In some sense, “dielectric constant” is a measure of how well an insulation material reduces the electric field within itself. Hence, an insulation material with the highest possible “field exclusion” would be the best dielectric. On this basis, an entirely new class of dielectrics has recently been developed. The new dielectric material consists of metal core particles with a coat of ceramic. Each component of this multi-material dielectric plays an important role and the combined properties of the three materials: matrix (e.g. Barium titinate) outer coat (e.g. alumina) and core (e.g. aluminum) are dramatically better than anything found in a single material. In particular, the metal component can have nearly infinite field exclusion which is far better than even the best materials currently employed, such as barium titanate (BaTiO3). The ceramic coat on the proposed bi-layer nanoscale metal particles would provide electric insulation allowing high packing density of the metal core particles without the short-circuit phenomenon heretofore always observed above 27% loading due to percolation. Literature data shows net capacitance increases nearly exponentially with metal loading. Hence the best enhancement observed to date, 8X (~25% loading) extrapolates to 100 X at 60 % loading. Only with the technology developed herein is the 60% loading limit possible.


Dramatic improvement in energy density, with a goal of a factor 100 X over existing electrostatic capacitors. Could lead to replacement of batteries with capacitors in many applications.
No out of phase impedance even at very high frequency.
Applicable to high frequency electronics
Extreme flexibility-almost any metal can be used in conjunction with almost any ceramic

cheers sydd

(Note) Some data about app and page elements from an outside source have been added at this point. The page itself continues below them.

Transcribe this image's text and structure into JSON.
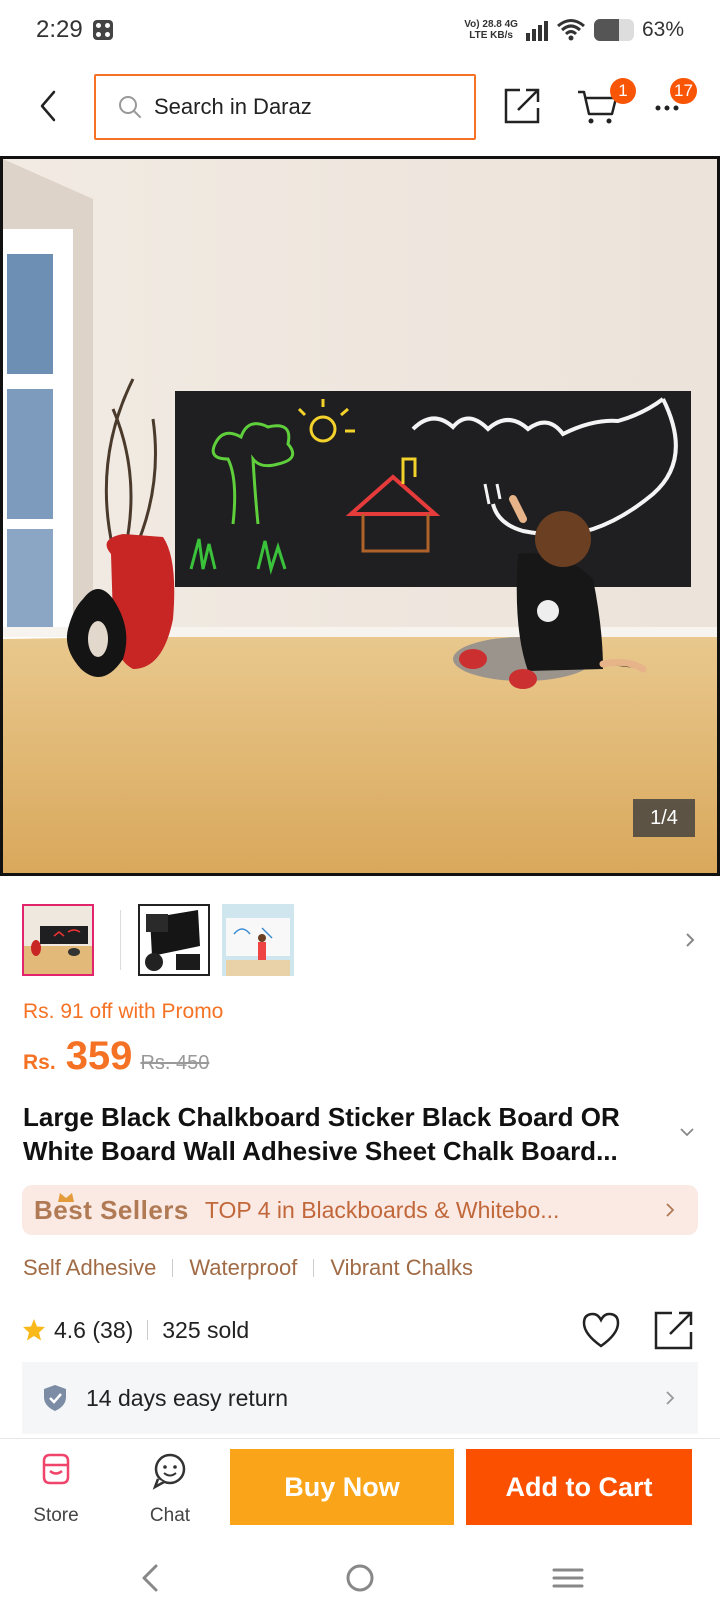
{
  "status_bar": {
    "time": "2:29",
    "net_top": "Vo) 28.8 4G",
    "net_bottom": "LTE KB/s",
    "battery_level": 0.63,
    "battery_pct": "63%"
  },
  "header": {
    "search_placeholder": "Search in Daraz",
    "cart_count": "1",
    "more_count": "17"
  },
  "gallery": {
    "counter": "1/4",
    "thumbnail_count": 3
  },
  "price": {
    "promo": "Rs. 91 off with Promo",
    "currency": "Rs.",
    "current": "359",
    "original": "Rs. 450"
  },
  "product": {
    "title": "Large Black Chalkboard Sticker Black Board OR White Board Wall Adhesive Sheet Chalk Board...",
    "best_sellers_label": "Best Sellers",
    "best_sellers_rank": "TOP 4 in Blackboards & Whitebo...",
    "tags": [
      "Self Adhesive",
      "Waterproof",
      "Vibrant Chalks"
    ],
    "rating": "4.6 (38)",
    "sold": "325 sold",
    "return_policy": "14 days easy return"
  },
  "actions": {
    "store_label": "Store",
    "chat_label": "Chat",
    "buy_now": "Buy Now",
    "add_to_cart": "Add to Cart"
  },
  "colors": {
    "accent": "#f57224",
    "buy_now": "#faa519",
    "add_to_cart": "#fa5000"
  }
}
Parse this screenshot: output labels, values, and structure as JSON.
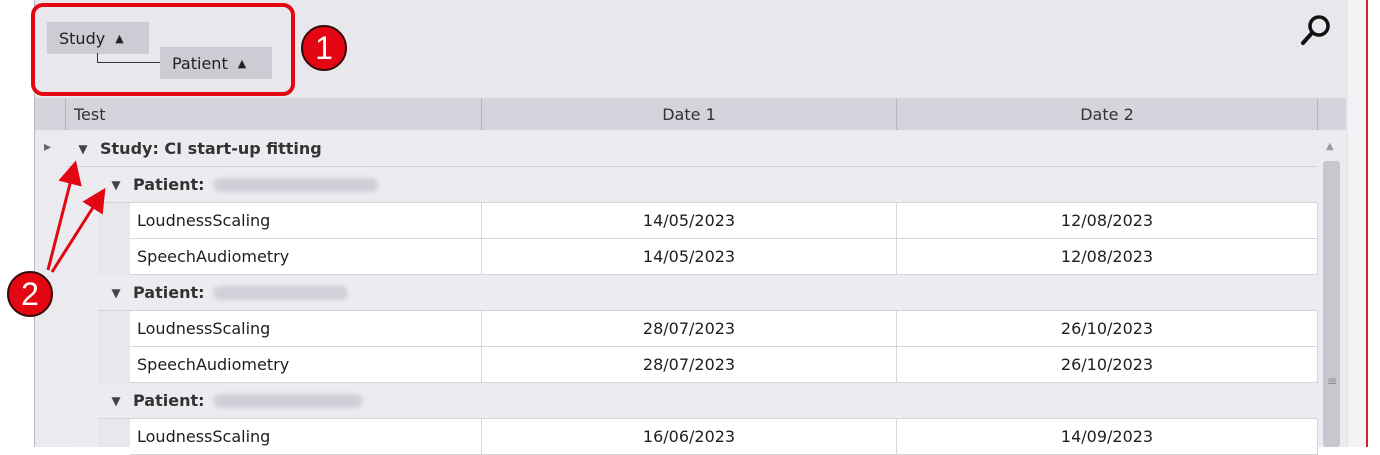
{
  "group_panel": {
    "chips": [
      {
        "label": "Study",
        "sort": "▲"
      },
      {
        "label": "Patient",
        "sort": "▲"
      }
    ]
  },
  "callouts": [
    "1",
    "2"
  ],
  "columns": [
    "Test",
    "Date 1",
    "Date 2"
  ],
  "study_group": {
    "expander": "▼",
    "label": "Study: CI start-up fitting"
  },
  "patients": [
    {
      "expander": "▼",
      "label": "Patient:",
      "rows": [
        {
          "test": "LoudnessScaling",
          "date1": "14/05/2023",
          "date2": "12/08/2023"
        },
        {
          "test": "SpeechAudiometry",
          "date1": "14/05/2023",
          "date2": "12/08/2023"
        }
      ]
    },
    {
      "expander": "▼",
      "label": "Patient:",
      "rows": [
        {
          "test": "LoudnessScaling",
          "date1": "28/07/2023",
          "date2": "26/10/2023"
        },
        {
          "test": "SpeechAudiometry",
          "date1": "28/07/2023",
          "date2": "26/10/2023"
        }
      ]
    },
    {
      "expander": "▼",
      "label": "Patient:",
      "rows": [
        {
          "test": "LoudnessScaling",
          "date1": "16/06/2023",
          "date2": "14/09/2023"
        }
      ]
    }
  ],
  "row_indicator": "▸",
  "scrollbar": {
    "up": "▲",
    "grip": "≡"
  },
  "colors": {
    "callout_red": "#e30613",
    "header_bg": "#d3d4dc",
    "group_bg": "#ececf0"
  }
}
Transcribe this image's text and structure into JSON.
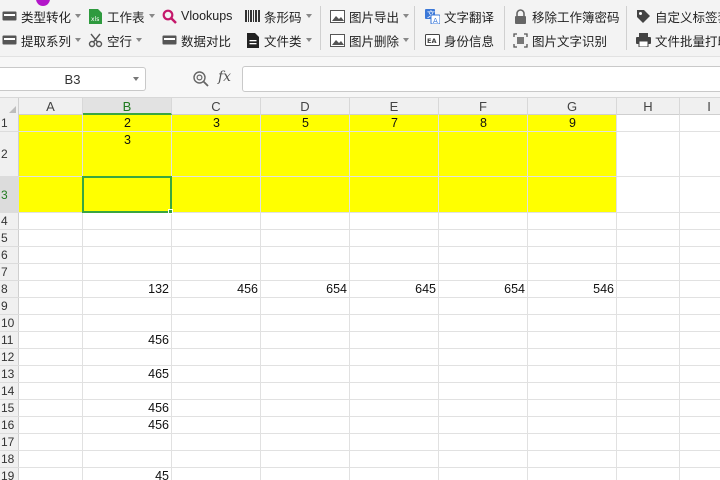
{
  "toolbar": {
    "row1": [
      {
        "label": "类型转化",
        "icon": "convert-icon",
        "dropdown": true
      },
      {
        "label": "工作表",
        "icon": "worksheet-icon",
        "dropdown": true
      },
      {
        "label": "Vlookups",
        "icon": "search-icon",
        "dropdown": false
      },
      {
        "label": "条形码",
        "icon": "barcode-icon",
        "dropdown": true
      },
      {
        "label": "图片导出",
        "icon": "image-export-icon",
        "dropdown": true
      },
      {
        "label": "文字翻译",
        "icon": "translate-icon",
        "dropdown": false
      },
      {
        "label": "移除工作簿密码",
        "icon": "lock-icon",
        "dropdown": false
      },
      {
        "label": "自定义标签套打",
        "icon": "tag-icon",
        "dropdown": false
      }
    ],
    "row2": [
      {
        "label": "提取系列",
        "icon": "extract-icon",
        "dropdown": true
      },
      {
        "label": "空行",
        "icon": "scissors-icon",
        "dropdown": true
      },
      {
        "label": "数据对比",
        "icon": "compare-icon",
        "dropdown": false
      },
      {
        "label": "文件类",
        "icon": "file-icon",
        "dropdown": true
      },
      {
        "label": "图片删除",
        "icon": "image-delete-icon",
        "dropdown": true
      },
      {
        "label": "身份信息",
        "icon": "id-card-icon",
        "dropdown": false
      },
      {
        "label": "图片文字识别",
        "icon": "ocr-icon",
        "dropdown": false
      },
      {
        "label": "文件批量打印",
        "icon": "print-icon",
        "dropdown": false
      }
    ]
  },
  "formula_bar": {
    "name_box": "B3",
    "fx_label": "fx",
    "formula_value": ""
  },
  "columns": [
    "A",
    "B",
    "C",
    "D",
    "E",
    "F",
    "G",
    "H",
    "I"
  ],
  "rows": [
    "1",
    "2",
    "3",
    "4",
    "5",
    "6",
    "7",
    "8",
    "9",
    "10",
    "11",
    "12",
    "13",
    "14",
    "15",
    "16",
    "17",
    "18",
    "19"
  ],
  "selected_cell": {
    "column": "B",
    "row": "3"
  },
  "highlight_color": "#FFFF00",
  "selection_color": "#3AA640",
  "cells": {
    "B1": "2",
    "C1": "3",
    "D1": "5",
    "E1": "7",
    "F1": "8",
    "G1": "9",
    "B2": "3",
    "B8": "132",
    "C8": "456",
    "D8": "654",
    "E8": "645",
    "F8": "654",
    "G8": "546",
    "B11": "456",
    "B13": "465",
    "B15": "456",
    "B16": "456",
    "B19": "45"
  }
}
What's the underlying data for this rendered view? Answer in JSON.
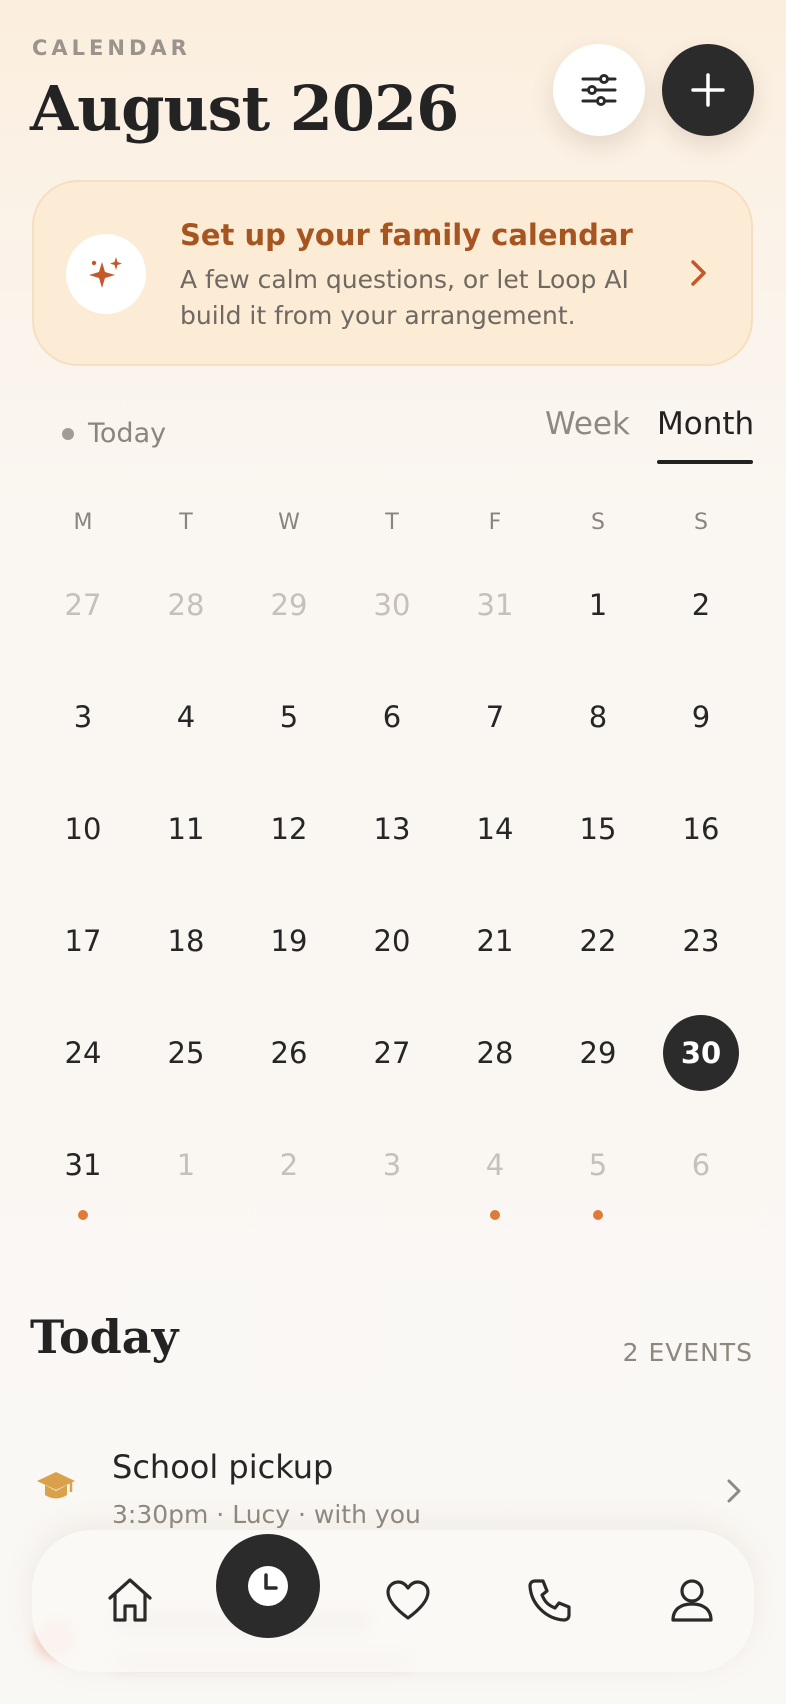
{
  "header": {
    "eyebrow": "CALENDAR",
    "title": "August 2026",
    "filter_icon": "sliders-icon",
    "add_icon": "plus-icon"
  },
  "banner": {
    "title": "Set up your family calendar",
    "description": "A few calm questions, or let Loop AI build it from your arrangement.",
    "icon": "sparkles-icon"
  },
  "view_controls": {
    "today_label": "Today",
    "week_label": "Week",
    "month_label": "Month",
    "active": "Month"
  },
  "calendar": {
    "weekdays": [
      "M",
      "T",
      "W",
      "T",
      "F",
      "S",
      "S"
    ],
    "days": [
      {
        "label": "27",
        "muted": true
      },
      {
        "label": "28",
        "muted": true
      },
      {
        "label": "29",
        "muted": true
      },
      {
        "label": "30",
        "muted": true
      },
      {
        "label": "31",
        "muted": true
      },
      {
        "label": "1"
      },
      {
        "label": "2"
      },
      {
        "label": "3"
      },
      {
        "label": "4"
      },
      {
        "label": "5"
      },
      {
        "label": "6"
      },
      {
        "label": "7"
      },
      {
        "label": "8"
      },
      {
        "label": "9"
      },
      {
        "label": "10"
      },
      {
        "label": "11"
      },
      {
        "label": "12"
      },
      {
        "label": "13"
      },
      {
        "label": "14"
      },
      {
        "label": "15"
      },
      {
        "label": "16"
      },
      {
        "label": "17"
      },
      {
        "label": "18"
      },
      {
        "label": "19"
      },
      {
        "label": "20"
      },
      {
        "label": "21"
      },
      {
        "label": "22"
      },
      {
        "label": "23"
      },
      {
        "label": "24"
      },
      {
        "label": "25"
      },
      {
        "label": "26"
      },
      {
        "label": "27"
      },
      {
        "label": "28"
      },
      {
        "label": "29"
      },
      {
        "label": "30",
        "selected": true
      },
      {
        "label": "31",
        "event": true
      },
      {
        "label": "1",
        "muted": true
      },
      {
        "label": "2",
        "muted": true
      },
      {
        "label": "3",
        "muted": true
      },
      {
        "label": "4",
        "muted": true,
        "event": true
      },
      {
        "label": "5",
        "muted": true,
        "event": true
      },
      {
        "label": "6",
        "muted": true
      }
    ]
  },
  "today_section": {
    "title": "Today",
    "count": "2 EVENTS",
    "events": [
      {
        "title": "School pickup",
        "subtitle": "3:30pm · Lucy · with you",
        "icon": "graduation-cap-icon"
      }
    ]
  },
  "tabbar": {
    "items": [
      {
        "name": "home",
        "icon": "home-icon"
      },
      {
        "name": "schedule",
        "icon": "clock-icon",
        "active": true
      },
      {
        "name": "favorites",
        "icon": "heart-icon"
      },
      {
        "name": "calls",
        "icon": "phone-icon"
      },
      {
        "name": "profile",
        "icon": "user-icon"
      }
    ]
  },
  "colors": {
    "accent": "#a65521",
    "event_dot": "#e07a3a",
    "dark": "#2b2b2b"
  }
}
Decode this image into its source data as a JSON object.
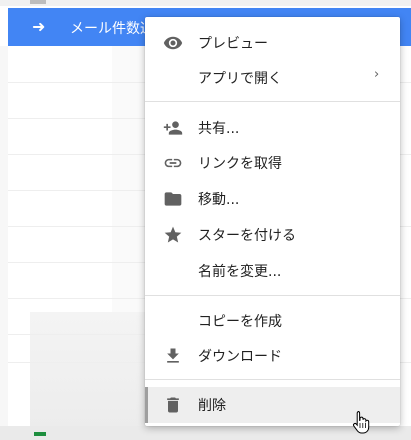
{
  "background": {
    "selected_file_name": "メール件数通",
    "selected_file_icon": "arrow-right-icon",
    "highlight_color": "#4285f4"
  },
  "context_menu": {
    "items": [
      {
        "label": "プレビュー",
        "icon": "eye-icon"
      },
      {
        "label": "アプリで開く",
        "icon": "",
        "submenu": "›"
      },
      {
        "label": "共有...",
        "icon": "person-add-icon"
      },
      {
        "label": "リンクを取得",
        "icon": "link-icon"
      },
      {
        "label": "移動...",
        "icon": "folder-icon"
      },
      {
        "label": "スターを付ける",
        "icon": "star-icon"
      },
      {
        "label": "名前を変更...",
        "icon": ""
      },
      {
        "label": "コピーを作成",
        "icon": ""
      },
      {
        "label": "ダウンロード",
        "icon": "download-icon"
      },
      {
        "label": "削除",
        "icon": "trash-icon"
      }
    ],
    "hovered_item": "削除",
    "icon_color": "#616161"
  },
  "pointer": {
    "icon": "hand-pointer-icon"
  }
}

Chat from 5 pm Mon, 9 Jan 2012:
"But there are no farking long or short dipoles to speak of. Just some residual short dipoles relative to the plate" - Prof Bombay